January 2019 Conservation Newsletter- Global Conservation

Global Conservation

Conservation in Watercolors at Field Museum

The Field Museum’s artist-in-residence Peggy Macnamara aids the conservation efforts of the Keller Science Action Center. The Action Center is trying to bring awareness to the Yaguas National Park in the Peruvian Amazon. Original Article.

What to do with last year’s Christmas Tree?

Team of Conservation Halton Workers adding Christmas trees to the banks of Bronte Creek

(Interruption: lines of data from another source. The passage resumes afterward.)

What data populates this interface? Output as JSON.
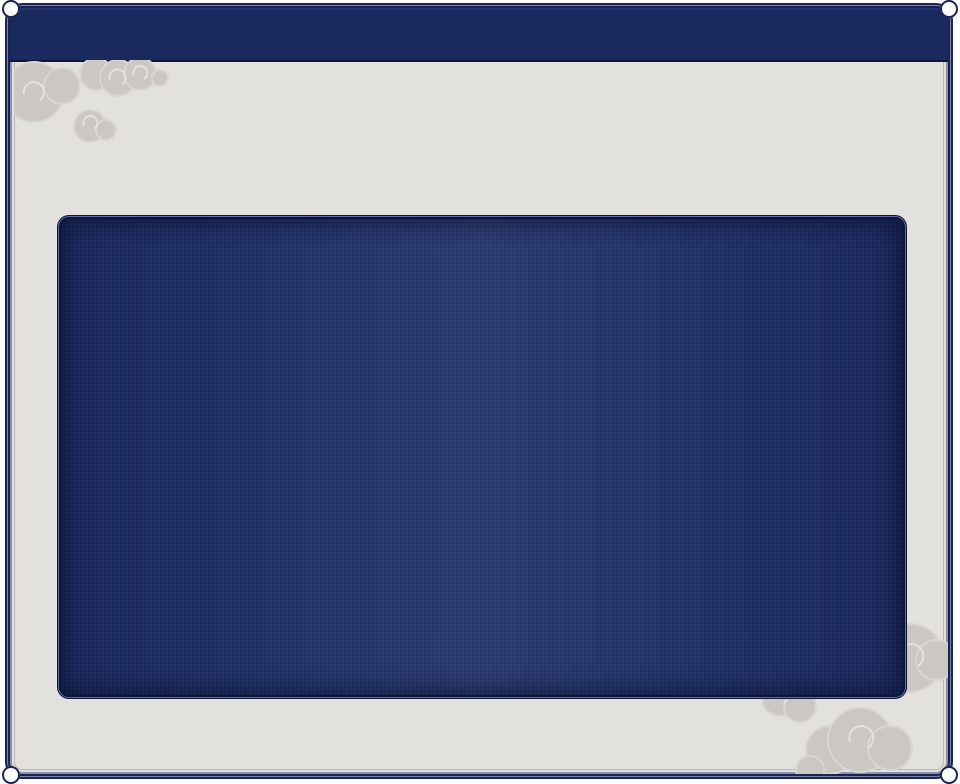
{
  "panel": {
    "header_title": "",
    "content_text": ""
  },
  "decorations": {
    "clouds": [
      "cloud-icon",
      "cloud-icon",
      "cloud-icon",
      "cloud-icon"
    ]
  },
  "colors": {
    "frame_navy": "#1b2a5e",
    "paper": "#e3e1dd",
    "cloud": "#c9c6c1",
    "content_panel": "#22315f"
  }
}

In Carlisle Ontario, the conservation group Conservation Halton is reusing Christmas trees to narrow over widened creeks and streams in an effort to protect the local wildlife. According to Kent Rundle, stewardship coordinator for Conservation Halton, “With an over-widened creek, we have a greater surface area for the sun to warm up the water, and when this water is very, very warm, it’s not habitable to sensitive species.” Original Article.

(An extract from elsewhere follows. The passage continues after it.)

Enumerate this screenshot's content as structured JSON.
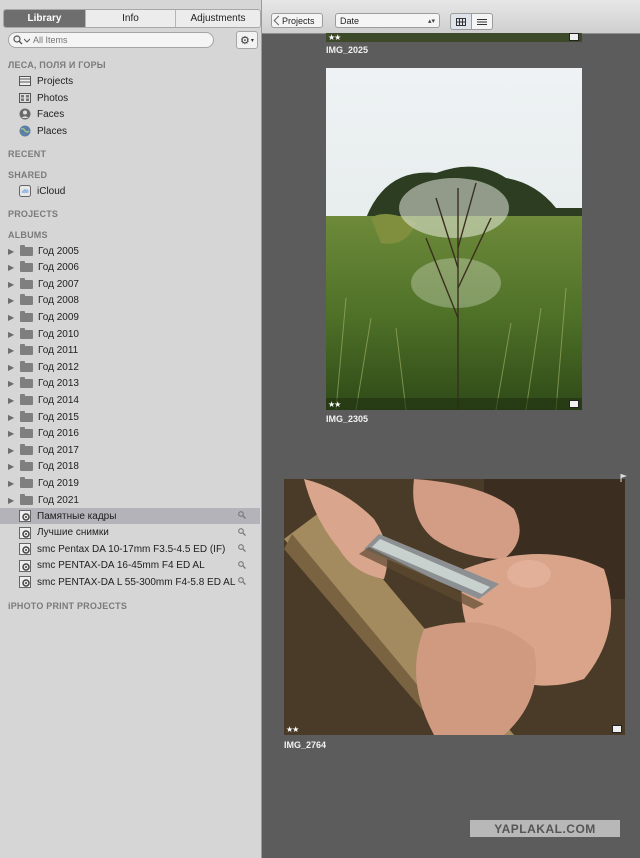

Living Planet Index drops by 60% since 1970.

A Federally threatened Ringed Map Turtle, Graptemys oculiferaJoel Sartore National Geographic

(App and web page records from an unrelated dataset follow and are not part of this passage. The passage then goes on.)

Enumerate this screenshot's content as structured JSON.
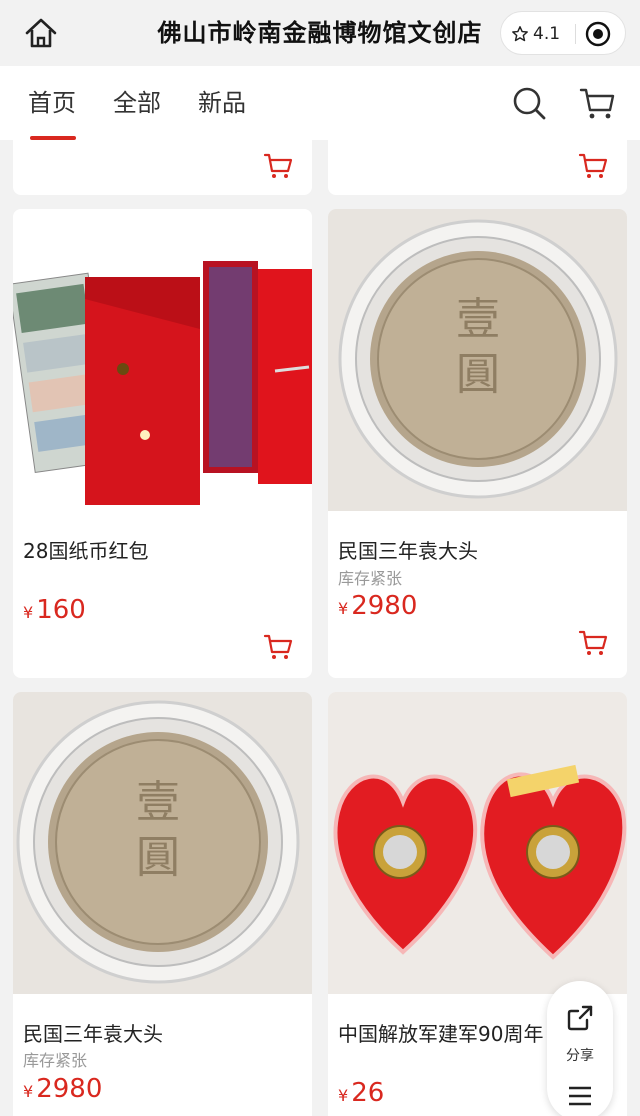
{
  "header": {
    "title": "佛山市岭南金融博物馆文创店",
    "rating": "4.1"
  },
  "nav": {
    "tabs": [
      {
        "label": "首页",
        "active": true
      },
      {
        "label": "全部",
        "active": false
      },
      {
        "label": "新品",
        "active": false
      }
    ]
  },
  "products": [
    {
      "name": "28国纸币红包",
      "sub": "",
      "currency": "¥",
      "price": "160",
      "image": "red-envelope-with-banknotes"
    },
    {
      "name": "民国三年袁大头",
      "sub": "库存紧张",
      "currency": "¥",
      "price": "2980",
      "image": "silver-dollar-coin"
    },
    {
      "name": "民国三年袁大头",
      "sub": "库存紧张",
      "currency": "¥",
      "price": "2980",
      "image": "silver-dollar-coin"
    },
    {
      "name": "中国解放军建军90周年",
      "sub": "",
      "currency": "¥",
      "price": "26",
      "image": "commemorative-coins-heart-case"
    }
  ],
  "float": {
    "share_label": "分享"
  },
  "colors": {
    "accent": "#d9281f",
    "background": "#f2f2f2"
  }
}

The World Wildlife Fund For Nature’s Living Planet Report indicates that the Living Planet Index, a marker for the diversity and abundance of animals worldwide, has dropped by 60% since 1970. The index is a weighted system where the loss of a critically endangered species impacts the score greater than a decline in a species population that is stable. What this 60% value truly means is that populations of vertebrates declined by 60% on average. This is not the same as saying 60% of all animals were lost, but it is still an alarming statistic. Original Article.

Download the full Conservation Newsletter here: WMC_newsletter_Jan2019